During the season of Lent, I am leading a group study on baptism and the triduum at the Church of St. Matthew & St. Timothy in New York City. We meet on Wednesday nights in English and Thursday nights in Spanish. I am only posting the English handouts on the blog, but can provide Spanish translations on request.
Week 2: Wednesday, March 19
The Triduum Begins: Holy Thursday
Read John 13: 1-15. Then read the following explication of our Maundy Thursday liturgy:
“The Three days of the Christian Passover begin with simple familiarity; the rubric opening the liturgy for Maundy Thursday directs: “The Eucharist begins in the usual manner” (BCP 274). On this night we share the meal that Jesus filled with the meaning of his death and resurrection, the meal that reconstitutes the church in that same paschal mystery week by week. The Eucharist is a fundamental means by which we are incorporated into the dying and rising of Christ, by which we renew our baptismal identity. The meaning of that identity in Christ is expressed in additional ritual actions on this night. The Maundy Thursday celebration allows for the ceremony of foot washing—from which the day actually takes its name. In Latin the word “commandment” is mandatum. At the last supper Jesus says to his disciples, “I give you a new commandment, that you love one another” (John 13:34). Jesus takes the role of a servant by washing the disciples’ feet, revealing his identity as servant of all; servanthood was to be the sign of those who follow him. The washing of feet is meant to be a ritual identification with the servanthood of Christ, a declaration of who we are by baptism. At one time another mark of the liturgy of this day—expressing the same identification with Christ’s servanthood—was a special collection of gifts for the poor. Those who have been fed at the table of the Lord must become food for others.”

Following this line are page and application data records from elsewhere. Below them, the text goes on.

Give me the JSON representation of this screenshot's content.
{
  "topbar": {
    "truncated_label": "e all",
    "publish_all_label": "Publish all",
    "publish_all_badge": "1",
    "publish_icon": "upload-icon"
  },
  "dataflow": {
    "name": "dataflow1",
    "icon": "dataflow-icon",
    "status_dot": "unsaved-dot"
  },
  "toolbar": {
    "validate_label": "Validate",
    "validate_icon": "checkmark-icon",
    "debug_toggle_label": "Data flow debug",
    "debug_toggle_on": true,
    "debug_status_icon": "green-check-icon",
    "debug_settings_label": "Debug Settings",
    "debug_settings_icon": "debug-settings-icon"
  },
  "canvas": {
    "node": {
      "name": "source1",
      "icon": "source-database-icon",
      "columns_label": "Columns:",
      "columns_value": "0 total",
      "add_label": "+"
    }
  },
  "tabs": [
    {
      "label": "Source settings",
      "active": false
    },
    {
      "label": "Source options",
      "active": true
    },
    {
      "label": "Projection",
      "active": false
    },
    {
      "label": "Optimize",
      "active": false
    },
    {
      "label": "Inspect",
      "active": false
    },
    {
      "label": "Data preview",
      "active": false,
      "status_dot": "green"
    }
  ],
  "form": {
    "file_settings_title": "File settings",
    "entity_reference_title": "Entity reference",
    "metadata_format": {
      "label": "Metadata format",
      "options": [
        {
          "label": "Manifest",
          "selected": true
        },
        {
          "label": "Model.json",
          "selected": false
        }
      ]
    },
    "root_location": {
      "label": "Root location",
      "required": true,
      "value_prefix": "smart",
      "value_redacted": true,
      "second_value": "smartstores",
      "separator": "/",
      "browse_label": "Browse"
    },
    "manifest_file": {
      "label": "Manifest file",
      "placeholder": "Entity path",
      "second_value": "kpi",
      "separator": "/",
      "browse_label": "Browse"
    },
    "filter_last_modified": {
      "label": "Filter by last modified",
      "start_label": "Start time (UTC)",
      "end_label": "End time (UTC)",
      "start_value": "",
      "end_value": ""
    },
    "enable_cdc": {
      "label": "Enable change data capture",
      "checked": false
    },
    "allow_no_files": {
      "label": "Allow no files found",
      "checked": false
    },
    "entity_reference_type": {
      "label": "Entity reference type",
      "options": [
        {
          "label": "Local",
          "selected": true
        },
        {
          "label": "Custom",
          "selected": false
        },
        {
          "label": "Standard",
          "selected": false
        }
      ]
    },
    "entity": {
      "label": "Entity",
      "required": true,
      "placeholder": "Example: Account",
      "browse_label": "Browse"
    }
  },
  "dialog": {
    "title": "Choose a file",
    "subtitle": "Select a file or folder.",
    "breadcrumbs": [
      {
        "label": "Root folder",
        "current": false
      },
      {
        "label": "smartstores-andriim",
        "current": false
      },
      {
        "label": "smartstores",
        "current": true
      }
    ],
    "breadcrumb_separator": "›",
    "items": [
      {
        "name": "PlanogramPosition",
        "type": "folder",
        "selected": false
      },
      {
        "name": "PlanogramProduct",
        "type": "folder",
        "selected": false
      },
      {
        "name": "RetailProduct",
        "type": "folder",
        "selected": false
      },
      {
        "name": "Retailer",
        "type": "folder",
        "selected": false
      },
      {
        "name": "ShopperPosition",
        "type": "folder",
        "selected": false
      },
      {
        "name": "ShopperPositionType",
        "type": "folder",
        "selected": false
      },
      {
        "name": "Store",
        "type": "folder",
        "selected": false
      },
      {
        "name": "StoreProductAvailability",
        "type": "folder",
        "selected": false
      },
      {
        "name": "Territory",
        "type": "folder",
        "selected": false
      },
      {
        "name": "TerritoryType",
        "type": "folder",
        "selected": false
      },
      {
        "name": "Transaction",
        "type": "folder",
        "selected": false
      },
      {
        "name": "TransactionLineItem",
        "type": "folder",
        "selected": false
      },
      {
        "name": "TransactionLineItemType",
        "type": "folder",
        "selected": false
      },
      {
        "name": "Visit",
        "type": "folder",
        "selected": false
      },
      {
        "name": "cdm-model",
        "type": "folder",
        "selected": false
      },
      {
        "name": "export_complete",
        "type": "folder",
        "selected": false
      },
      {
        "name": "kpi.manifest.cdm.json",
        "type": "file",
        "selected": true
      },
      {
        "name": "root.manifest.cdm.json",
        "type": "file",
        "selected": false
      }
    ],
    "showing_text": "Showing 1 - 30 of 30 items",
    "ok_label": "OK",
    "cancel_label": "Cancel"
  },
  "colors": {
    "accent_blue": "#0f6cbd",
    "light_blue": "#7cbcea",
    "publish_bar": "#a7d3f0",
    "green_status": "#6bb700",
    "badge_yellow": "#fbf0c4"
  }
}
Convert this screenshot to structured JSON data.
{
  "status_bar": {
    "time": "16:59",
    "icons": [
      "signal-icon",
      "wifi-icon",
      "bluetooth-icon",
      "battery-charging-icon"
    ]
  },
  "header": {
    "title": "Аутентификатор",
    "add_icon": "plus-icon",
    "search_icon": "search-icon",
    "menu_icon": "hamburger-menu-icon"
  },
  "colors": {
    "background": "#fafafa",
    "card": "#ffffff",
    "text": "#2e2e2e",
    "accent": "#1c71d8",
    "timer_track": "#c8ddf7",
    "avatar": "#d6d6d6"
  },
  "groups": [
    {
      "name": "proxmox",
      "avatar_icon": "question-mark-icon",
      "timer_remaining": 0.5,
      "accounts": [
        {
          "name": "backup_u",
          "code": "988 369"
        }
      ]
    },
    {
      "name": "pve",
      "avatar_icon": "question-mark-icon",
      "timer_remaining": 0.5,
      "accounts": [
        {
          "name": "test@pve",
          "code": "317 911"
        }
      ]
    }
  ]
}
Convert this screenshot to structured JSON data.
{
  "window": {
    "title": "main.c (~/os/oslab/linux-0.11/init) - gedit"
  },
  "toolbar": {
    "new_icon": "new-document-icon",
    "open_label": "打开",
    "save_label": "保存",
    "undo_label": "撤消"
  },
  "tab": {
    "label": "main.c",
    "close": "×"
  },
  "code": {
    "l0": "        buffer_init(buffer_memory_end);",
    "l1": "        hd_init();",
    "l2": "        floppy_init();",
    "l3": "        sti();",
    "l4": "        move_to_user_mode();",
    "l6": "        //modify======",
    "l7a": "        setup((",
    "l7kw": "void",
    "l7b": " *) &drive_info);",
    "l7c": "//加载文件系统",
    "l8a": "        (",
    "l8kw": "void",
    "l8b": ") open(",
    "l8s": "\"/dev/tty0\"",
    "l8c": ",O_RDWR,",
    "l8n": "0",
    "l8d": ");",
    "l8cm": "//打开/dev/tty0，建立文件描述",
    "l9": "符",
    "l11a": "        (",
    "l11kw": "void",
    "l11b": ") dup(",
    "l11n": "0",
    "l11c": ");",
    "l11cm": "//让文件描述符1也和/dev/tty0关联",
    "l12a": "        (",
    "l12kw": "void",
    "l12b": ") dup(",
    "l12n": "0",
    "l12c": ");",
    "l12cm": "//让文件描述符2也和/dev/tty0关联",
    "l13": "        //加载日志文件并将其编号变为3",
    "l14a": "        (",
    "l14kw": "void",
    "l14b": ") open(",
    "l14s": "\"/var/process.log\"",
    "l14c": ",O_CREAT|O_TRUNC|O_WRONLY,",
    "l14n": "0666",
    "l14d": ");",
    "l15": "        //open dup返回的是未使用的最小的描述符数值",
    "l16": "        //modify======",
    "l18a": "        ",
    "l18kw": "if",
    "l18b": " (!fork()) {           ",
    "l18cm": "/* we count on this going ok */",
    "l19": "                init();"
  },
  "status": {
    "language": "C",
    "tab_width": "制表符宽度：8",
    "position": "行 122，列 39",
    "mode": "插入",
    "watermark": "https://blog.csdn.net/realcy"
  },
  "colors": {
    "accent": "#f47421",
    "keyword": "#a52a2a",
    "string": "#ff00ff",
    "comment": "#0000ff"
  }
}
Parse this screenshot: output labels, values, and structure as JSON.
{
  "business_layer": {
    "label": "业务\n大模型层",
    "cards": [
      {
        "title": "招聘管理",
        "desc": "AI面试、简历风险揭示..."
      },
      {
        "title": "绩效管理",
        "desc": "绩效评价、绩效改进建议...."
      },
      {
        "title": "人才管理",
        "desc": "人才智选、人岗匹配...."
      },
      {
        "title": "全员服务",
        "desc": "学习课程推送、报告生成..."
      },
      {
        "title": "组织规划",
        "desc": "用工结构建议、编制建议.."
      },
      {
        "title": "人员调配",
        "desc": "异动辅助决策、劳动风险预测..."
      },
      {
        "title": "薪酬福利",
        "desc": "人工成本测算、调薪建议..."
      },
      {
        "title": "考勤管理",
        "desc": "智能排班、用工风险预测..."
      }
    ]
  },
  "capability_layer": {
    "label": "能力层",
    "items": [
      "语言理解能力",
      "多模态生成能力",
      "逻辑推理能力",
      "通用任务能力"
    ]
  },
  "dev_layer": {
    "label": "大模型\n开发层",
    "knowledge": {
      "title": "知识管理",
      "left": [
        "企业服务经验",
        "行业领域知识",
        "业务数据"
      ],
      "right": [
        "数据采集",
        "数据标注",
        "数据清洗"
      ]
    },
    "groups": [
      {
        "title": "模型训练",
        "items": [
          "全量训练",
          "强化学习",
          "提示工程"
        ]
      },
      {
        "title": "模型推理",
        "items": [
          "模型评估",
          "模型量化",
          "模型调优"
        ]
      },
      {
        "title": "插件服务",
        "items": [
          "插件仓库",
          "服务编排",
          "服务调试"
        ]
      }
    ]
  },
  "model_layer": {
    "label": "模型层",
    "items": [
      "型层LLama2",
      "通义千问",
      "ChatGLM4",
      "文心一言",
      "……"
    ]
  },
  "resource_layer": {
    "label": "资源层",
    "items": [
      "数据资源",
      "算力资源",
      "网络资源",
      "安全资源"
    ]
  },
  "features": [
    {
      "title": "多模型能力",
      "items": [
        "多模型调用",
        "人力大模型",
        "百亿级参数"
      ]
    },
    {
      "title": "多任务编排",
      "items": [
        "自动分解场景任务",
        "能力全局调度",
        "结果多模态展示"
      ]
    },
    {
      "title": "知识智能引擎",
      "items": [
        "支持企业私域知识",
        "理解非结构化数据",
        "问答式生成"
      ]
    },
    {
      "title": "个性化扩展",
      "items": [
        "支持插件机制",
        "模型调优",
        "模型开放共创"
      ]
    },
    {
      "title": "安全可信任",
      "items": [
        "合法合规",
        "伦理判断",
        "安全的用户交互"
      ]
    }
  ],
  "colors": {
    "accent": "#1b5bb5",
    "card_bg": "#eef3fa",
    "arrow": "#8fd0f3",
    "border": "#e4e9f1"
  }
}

- In what ways does this liturgy make the Gospel come alive?
- How important to our faith is Jesus’ command to love and serve one another?
- Have you allowed someone to wash your feet? How did it make you feel?
- Have you washed the feet of another? How did that make you feel?
- What does Lee mean by, “Those who have been feed at the table of the Lord must become food to others”?
Story: Read “Gaining a Dose of Humility, One Washed Foot at a Time” from The Washington Post
- How do you feel about foot washing after hearing this story?
- Does this story challenge or inspire you?
- If we are united to Christ in our baptism, and we remember and experience this unification in the Eucharist, how do we express that unification in our service to others?
Jeffrey D. Lee, Opening the Prayer Book (Cambridge, MA: Cowley Publications, 1999), 88.
 William Wan, “Gaining a Dose of Humility, One Washed Foot at a Time,” The Washington Post, April 2, 2006, accessed December 8, 2013, http://www.washingtonpost.com/wp-dyn/content/article/2006/04/01/AR2006040100617_pf.html.